What the task asks –
For each line in the records that contains "label", make a copy.

*** Block opens ***

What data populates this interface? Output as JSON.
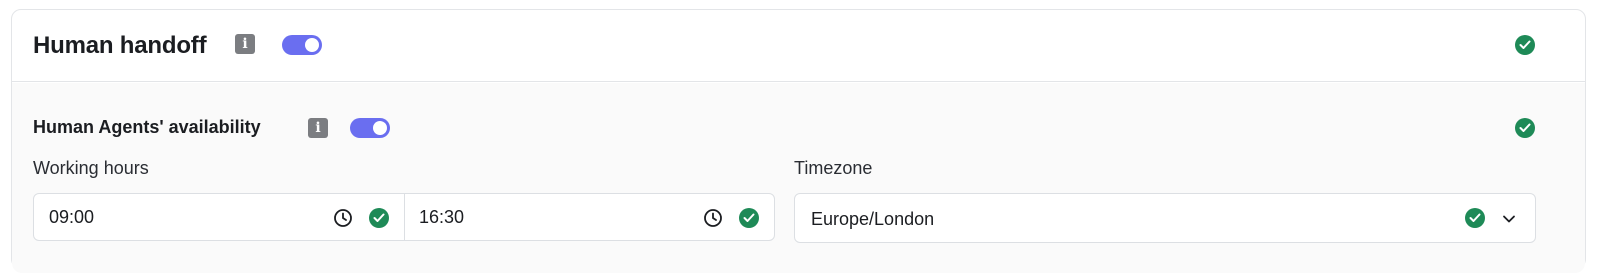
{
  "header": {
    "title": "Human handoff",
    "info_icon": "info-icon",
    "enabled": true,
    "status_icon": "check-circle-icon"
  },
  "availability": {
    "title": "Human Agents' availability",
    "info_icon": "info-icon",
    "enabled": true,
    "status_icon": "check-circle-icon",
    "working_hours": {
      "label": "Working hours",
      "start": "09:00",
      "end": "16:30"
    },
    "timezone": {
      "label": "Timezone",
      "value": "Europe/London"
    }
  },
  "colors": {
    "accent": "#6a6ef0",
    "success": "#1e8a57",
    "info_icon_bg": "#7b7d81",
    "border": "#dcdfe3"
  }
}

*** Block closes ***

Final answer –
      "label": "Working hours",
      "label": "Timezone",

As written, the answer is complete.